Recognize that labels can sometimes carry negative connotations or reinforce stereotypes. So, instead of using labels like “elderly people” or “older person,” which can imply frailty or dependency, opt for more neutral terms like “older adults” or “senior citizens.”

Similarly, when referring to people with disabilities, avoid using labels that reduce individuals to their disability. Instead of saying “blind person” or “autistic person,” use person-first language like “person who is blind” or “person with autism.” So, this emphasizes their humanity first and foremost.

Also, when discussing racial or ethnic identity, use labels that are respectful and accurate. So, avoid using outdated or offensive terms like “colored” or “negro.” Instead, use terms like “African American” or “Latinx” that reflect the preferences of the individuals or groups you’re referring to.
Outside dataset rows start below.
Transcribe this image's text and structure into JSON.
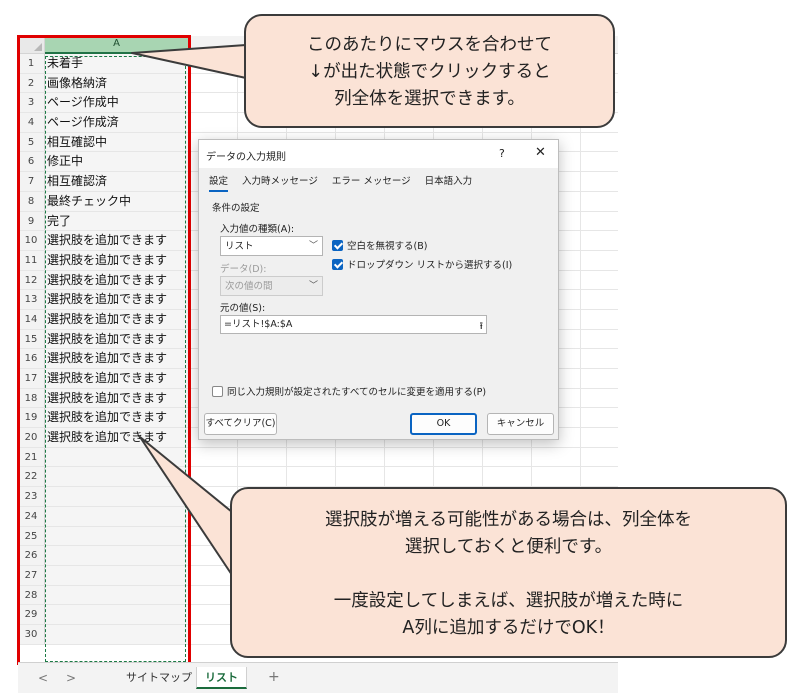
{
  "spreadsheet": {
    "column_header": "A",
    "rows": [
      {
        "num": "1",
        "value": "未着手"
      },
      {
        "num": "2",
        "value": "画像格納済"
      },
      {
        "num": "3",
        "value": "ページ作成中"
      },
      {
        "num": "4",
        "value": "ページ作成済"
      },
      {
        "num": "5",
        "value": "相互確認中"
      },
      {
        "num": "6",
        "value": "修正中"
      },
      {
        "num": "7",
        "value": "相互確認済"
      },
      {
        "num": "8",
        "value": "最終チェック中"
      },
      {
        "num": "9",
        "value": "完了"
      },
      {
        "num": "10",
        "value": "選択肢を追加できます"
      },
      {
        "num": "11",
        "value": "選択肢を追加できます"
      },
      {
        "num": "12",
        "value": "選択肢を追加できます"
      },
      {
        "num": "13",
        "value": "選択肢を追加できます"
      },
      {
        "num": "14",
        "value": "選択肢を追加できます"
      },
      {
        "num": "15",
        "value": "選択肢を追加できます"
      },
      {
        "num": "16",
        "value": "選択肢を追加できます"
      },
      {
        "num": "17",
        "value": "選択肢を追加できます"
      },
      {
        "num": "18",
        "value": "選択肢を追加できます"
      },
      {
        "num": "19",
        "value": "選択肢を追加できます"
      },
      {
        "num": "20",
        "value": "選択肢を追加できます"
      },
      {
        "num": "21",
        "value": ""
      },
      {
        "num": "22",
        "value": ""
      },
      {
        "num": "23",
        "value": ""
      },
      {
        "num": "24",
        "value": ""
      },
      {
        "num": "25",
        "value": ""
      },
      {
        "num": "26",
        "value": ""
      },
      {
        "num": "27",
        "value": ""
      },
      {
        "num": "28",
        "value": ""
      },
      {
        "num": "29",
        "value": ""
      },
      {
        "num": "30",
        "value": ""
      }
    ],
    "sheet_tabs": {
      "prev": "<",
      "next": ">",
      "tab1": "サイトマップ",
      "tab2": "リスト",
      "add": "+"
    }
  },
  "dialog": {
    "title": "データの入力規則",
    "help": "?",
    "close": "✕",
    "tabs": [
      "設定",
      "入力時メッセージ",
      "エラー メッセージ",
      "日本語入力"
    ],
    "group_label": "条件の設定",
    "allow_label": "入力値の種類(A):",
    "allow_value": "リスト",
    "ignore_blank": "空白を無視する(B)",
    "in_cell_dropdown": "ドロップダウン リストから選択する(I)",
    "data_label": "データ(D):",
    "data_value": "次の値の間",
    "source_label": "元の値(S):",
    "source_value": "=リスト!$A:$A",
    "apply_all": "同じ入力規則が設定されたすべてのセルに変更を適用する(P)",
    "clear_all": "すべてクリア(C)",
    "ok": "OK",
    "cancel": "キャンセル"
  },
  "callouts": {
    "top": [
      "このあたりにマウスを合わせて",
      "↓が出た状態でクリックすると",
      "列全体を選択できます。"
    ],
    "bottom": [
      "選択肢が増える可能性がある場合は、列全体を",
      "選択しておくと便利です。",
      "",
      "一度設定してしまえば、選択肢が増えた時に",
      "A列に追加するだけでOK！"
    ]
  },
  "colors": {
    "accent": "#0a64c2",
    "highlight": "#e00000",
    "callout_bg": "#fbe3d6",
    "excel_green": "#217346"
  }
}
Take the time to understand the preferences of the individuals or groups you’re referring to, and choose language that is respectful, accurate, and inclusive. By being sensitive to labels, we can create a more respectful and inclusive environment for everyone.

Why I Wrote This?

Ongig’s mission is to help you discover the most effective way of attracting candidates through bias free language in JDs (and other hiring content). Please request a demo to learn more about how the Text Analyzer software can support your D&I goals.


  1. Diversity wins: How inclusion matters (by McKinsey & Company)
  2. The Harmful Effects of Labeling People (Ourselves and Others), Plus Finding Hope For the Future (by Leigh Aguirre)
  3. GLAAD Media Essentials Guide (by GLAAD)
  4. A Guide to Bias-Free Communications (by The University of Wisconsin Madison)
  5. Bias-Free Language (by APA Style)
  6. Suggested Language List (by Brandeis Prevention, Advocacy & Resource Center)
  7. Attitudes to potentially offensive language and gestures on TV and radio Quick Reference Guide (by OFcom and Ipsos MORI)
  8. Inclusive language guide (by 18F)
  9. GLAAD’s Media Reference Guide
  10. Brandeis ‘Potentially Oppressive Language’ List Raises Eyebrows (by Jenna Fisher)
  11. Brandeis warns students not to say ‘picnic,’ ‘rule of thumb,’ calling words ‘oppressive’ (by Bernadette Hogan, Carl Campanile and Bruce Golding)
  12. The story behind the University of New Hampshire’s ‘Bias-Free Language Guide’ (by Janell Ross)

by in Diversity and Inclusion